## PROBLEM TO SOLVE
Your task is to copy every line of the records below that contains "dans".

^^^^^^^^

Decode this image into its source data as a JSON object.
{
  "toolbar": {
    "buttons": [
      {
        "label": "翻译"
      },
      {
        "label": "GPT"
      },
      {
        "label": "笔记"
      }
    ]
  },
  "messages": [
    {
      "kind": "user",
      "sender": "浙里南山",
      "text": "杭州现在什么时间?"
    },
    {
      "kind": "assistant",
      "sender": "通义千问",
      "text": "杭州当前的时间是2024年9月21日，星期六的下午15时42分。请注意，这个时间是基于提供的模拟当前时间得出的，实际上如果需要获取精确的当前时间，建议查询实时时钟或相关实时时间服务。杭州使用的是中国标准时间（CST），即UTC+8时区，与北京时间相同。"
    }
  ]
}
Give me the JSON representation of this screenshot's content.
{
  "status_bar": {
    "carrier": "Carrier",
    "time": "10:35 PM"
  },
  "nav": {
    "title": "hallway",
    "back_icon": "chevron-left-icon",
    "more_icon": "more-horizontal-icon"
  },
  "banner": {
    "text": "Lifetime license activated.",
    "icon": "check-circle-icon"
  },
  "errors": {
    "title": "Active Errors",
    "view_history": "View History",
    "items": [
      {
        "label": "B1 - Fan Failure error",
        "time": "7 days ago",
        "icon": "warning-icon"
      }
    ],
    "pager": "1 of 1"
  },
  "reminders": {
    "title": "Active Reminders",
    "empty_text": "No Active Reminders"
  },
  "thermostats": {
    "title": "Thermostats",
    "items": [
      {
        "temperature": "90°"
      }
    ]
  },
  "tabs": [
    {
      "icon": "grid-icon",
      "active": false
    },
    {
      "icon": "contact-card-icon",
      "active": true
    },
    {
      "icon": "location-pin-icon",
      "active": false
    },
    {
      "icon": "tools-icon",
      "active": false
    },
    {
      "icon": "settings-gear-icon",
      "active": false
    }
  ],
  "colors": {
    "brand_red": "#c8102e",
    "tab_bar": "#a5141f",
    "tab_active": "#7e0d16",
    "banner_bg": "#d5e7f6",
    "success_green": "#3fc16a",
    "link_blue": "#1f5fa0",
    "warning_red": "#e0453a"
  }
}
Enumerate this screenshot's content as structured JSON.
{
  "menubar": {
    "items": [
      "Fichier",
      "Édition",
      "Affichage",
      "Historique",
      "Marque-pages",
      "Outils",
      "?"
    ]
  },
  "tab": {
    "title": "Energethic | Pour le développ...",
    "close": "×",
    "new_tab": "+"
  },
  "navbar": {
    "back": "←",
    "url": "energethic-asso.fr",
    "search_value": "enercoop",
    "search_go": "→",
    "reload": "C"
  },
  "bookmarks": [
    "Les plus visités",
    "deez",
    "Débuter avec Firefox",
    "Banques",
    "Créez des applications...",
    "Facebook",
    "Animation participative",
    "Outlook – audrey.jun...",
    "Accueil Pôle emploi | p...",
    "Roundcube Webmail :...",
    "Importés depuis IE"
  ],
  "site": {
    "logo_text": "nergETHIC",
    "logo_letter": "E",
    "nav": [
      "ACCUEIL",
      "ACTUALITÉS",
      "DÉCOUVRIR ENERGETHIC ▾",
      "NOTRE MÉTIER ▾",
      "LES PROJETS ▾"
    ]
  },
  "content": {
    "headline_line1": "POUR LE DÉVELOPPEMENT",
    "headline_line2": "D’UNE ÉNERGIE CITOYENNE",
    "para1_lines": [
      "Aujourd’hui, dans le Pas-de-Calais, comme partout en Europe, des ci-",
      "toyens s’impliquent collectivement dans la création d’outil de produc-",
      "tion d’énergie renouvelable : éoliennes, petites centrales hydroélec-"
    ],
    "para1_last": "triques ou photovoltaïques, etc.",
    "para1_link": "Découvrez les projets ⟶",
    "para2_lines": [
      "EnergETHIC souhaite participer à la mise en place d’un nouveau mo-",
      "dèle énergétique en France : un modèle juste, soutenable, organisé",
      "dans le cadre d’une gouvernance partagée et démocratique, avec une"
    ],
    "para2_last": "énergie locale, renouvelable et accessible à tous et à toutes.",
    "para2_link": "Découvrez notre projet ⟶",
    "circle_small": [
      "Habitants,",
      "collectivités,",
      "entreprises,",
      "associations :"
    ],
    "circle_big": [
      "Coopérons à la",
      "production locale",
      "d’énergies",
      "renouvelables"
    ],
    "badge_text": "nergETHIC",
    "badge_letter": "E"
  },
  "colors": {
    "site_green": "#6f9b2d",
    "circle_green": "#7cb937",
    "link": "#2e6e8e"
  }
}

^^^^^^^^

## EXPECTED OUTPUT
      "Aujourd’hui, dans le Pas-de-Calais, comme partout en Europe, des ci-",
      "toyens s’impliquent collectivement dans la création d’outil de produc-",
      "dans le cadre d’une gouvernance partagée et démocratique, avec une"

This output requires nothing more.